Component data from apps and pages
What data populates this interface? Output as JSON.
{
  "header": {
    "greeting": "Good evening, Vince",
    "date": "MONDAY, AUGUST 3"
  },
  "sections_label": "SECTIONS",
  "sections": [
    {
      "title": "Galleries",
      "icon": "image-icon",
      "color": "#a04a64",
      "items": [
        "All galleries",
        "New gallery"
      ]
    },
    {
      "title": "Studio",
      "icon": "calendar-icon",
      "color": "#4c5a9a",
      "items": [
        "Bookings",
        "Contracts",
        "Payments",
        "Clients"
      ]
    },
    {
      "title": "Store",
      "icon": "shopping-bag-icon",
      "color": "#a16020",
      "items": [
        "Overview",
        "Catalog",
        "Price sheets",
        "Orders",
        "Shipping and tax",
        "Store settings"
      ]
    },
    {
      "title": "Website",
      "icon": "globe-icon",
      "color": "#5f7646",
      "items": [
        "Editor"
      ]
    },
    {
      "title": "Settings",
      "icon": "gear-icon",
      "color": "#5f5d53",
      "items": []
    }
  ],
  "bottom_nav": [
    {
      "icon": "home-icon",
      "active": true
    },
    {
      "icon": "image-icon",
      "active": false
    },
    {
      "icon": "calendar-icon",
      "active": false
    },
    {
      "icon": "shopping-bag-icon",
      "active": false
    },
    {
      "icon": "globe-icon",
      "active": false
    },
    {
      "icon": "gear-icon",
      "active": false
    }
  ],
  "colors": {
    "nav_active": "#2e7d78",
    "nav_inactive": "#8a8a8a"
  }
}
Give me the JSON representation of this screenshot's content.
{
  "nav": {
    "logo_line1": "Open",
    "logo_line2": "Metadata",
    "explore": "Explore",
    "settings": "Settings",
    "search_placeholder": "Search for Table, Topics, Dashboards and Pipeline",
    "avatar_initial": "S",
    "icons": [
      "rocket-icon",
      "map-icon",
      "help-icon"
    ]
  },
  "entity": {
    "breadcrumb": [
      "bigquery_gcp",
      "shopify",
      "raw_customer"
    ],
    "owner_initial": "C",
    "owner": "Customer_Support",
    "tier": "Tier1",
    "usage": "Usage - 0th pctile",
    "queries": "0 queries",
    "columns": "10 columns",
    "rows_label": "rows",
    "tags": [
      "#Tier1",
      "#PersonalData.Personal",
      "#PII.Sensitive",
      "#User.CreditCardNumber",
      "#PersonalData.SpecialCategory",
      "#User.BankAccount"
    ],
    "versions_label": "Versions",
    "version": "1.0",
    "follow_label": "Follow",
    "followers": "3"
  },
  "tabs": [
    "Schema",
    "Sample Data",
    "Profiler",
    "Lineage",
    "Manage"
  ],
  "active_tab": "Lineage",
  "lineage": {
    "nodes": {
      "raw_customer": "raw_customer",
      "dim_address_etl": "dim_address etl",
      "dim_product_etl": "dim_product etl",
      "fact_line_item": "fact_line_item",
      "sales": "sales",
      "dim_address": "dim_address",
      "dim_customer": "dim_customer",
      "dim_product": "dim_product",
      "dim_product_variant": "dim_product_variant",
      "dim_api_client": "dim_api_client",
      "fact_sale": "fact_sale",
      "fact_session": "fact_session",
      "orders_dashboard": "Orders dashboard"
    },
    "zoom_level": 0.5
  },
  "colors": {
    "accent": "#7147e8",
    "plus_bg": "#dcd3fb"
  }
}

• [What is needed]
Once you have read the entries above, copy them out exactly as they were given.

• [Exercise output]
What data populates this interface? Output as JSON.
{
  "header": {
    "greeting": "Good evening, Vince",
    "date": "MONDAY, AUGUST 3"
  },
  "sections_label": "SECTIONS",
  "sections": [
    {
      "title": "Galleries",
      "icon": "image-icon",
      "color": "#a04a64",
      "items": [
        "All galleries",
        "New gallery"
      ]
    },
    {
      "title": "Studio",
      "icon": "calendar-icon",
      "color": "#4c5a9a",
      "items": [
        "Bookings",
        "Contracts",
        "Payments",
        "Clients"
      ]
    },
    {
      "title": "Store",
      "icon": "shopping-bag-icon",
      "color": "#a16020",
      "items": [
        "Overview",
        "Catalog",
        "Price sheets",
        "Orders",
        "Shipping and tax",
        "Store settings"
      ]
    },
    {
      "title": "Website",
      "icon": "globe-icon",
      "color": "#5f7646",
      "items": [
        "Editor"
      ]
    },
    {
      "title": "Settings",
      "icon": "gear-icon",
      "color": "#5f5d53",
      "items": []
    }
  ],
  "bottom_nav": [
    {
      "icon": "home-icon",
      "active": true
    },
    {
      "icon": "image-icon",
      "active": false
    },
    {
      "icon": "calendar-icon",
      "active": false
    },
    {
      "icon": "shopping-bag-icon",
      "active": false
    },
    {
      "icon": "globe-icon",
      "active": false
    },
    {
      "icon": "gear-icon",
      "active": false
    }
  ],
  "colors": {
    "nav_active": "#2e7d78",
    "nav_inactive": "#8a8a8a"
  }
}
Give me the JSON representation of this screenshot's content.
{
  "nav": {
    "logo_line1": "Open",
    "logo_line2": "Metadata",
    "explore": "Explore",
    "settings": "Settings",
    "search_placeholder": "Search for Table, Topics, Dashboards and Pipeline",
    "avatar_initial": "S",
    "icons": [
      "rocket-icon",
      "map-icon",
      "help-icon"
    ]
  },
  "entity": {
    "breadcrumb": [
      "bigquery_gcp",
      "shopify",
      "raw_customer"
    ],
    "owner_initial": "C",
    "owner": "Customer_Support",
    "tier": "Tier1",
    "usage": "Usage - 0th pctile",
    "queries": "0 queries",
    "columns": "10 columns",
    "rows_label": "rows",
    "tags": [
      "#Tier1",
      "#PersonalData.Personal",
      "#PII.Sensitive",
      "#User.CreditCardNumber",
      "#PersonalData.SpecialCategory",
      "#User.BankAccount"
    ],
    "versions_label": "Versions",
    "version": "1.0",
    "follow_label": "Follow",
    "followers": "3"
  },
  "tabs": [
    "Schema",
    "Sample Data",
    "Profiler",
    "Lineage",
    "Manage"
  ],
  "active_tab": "Lineage",
  "lineage": {
    "nodes": {
      "raw_customer": "raw_customer",
      "dim_address_etl": "dim_address etl",
      "dim_product_etl": "dim_product etl",
      "fact_line_item": "fact_line_item",
      "sales": "sales",
      "dim_address": "dim_address",
      "dim_customer": "dim_customer",
      "dim_product": "dim_product",
      "dim_product_variant": "dim_product_variant",
      "dim_api_client": "dim_api_client",
      "fact_sale": "fact_sale",
      "fact_session": "fact_session",
      "orders_dashboard": "Orders dashboard"
    },
    "zoom_level": 0.5
  },
  "colors": {
    "accent": "#7147e8",
    "plus_bg": "#dcd3fb"
  }
}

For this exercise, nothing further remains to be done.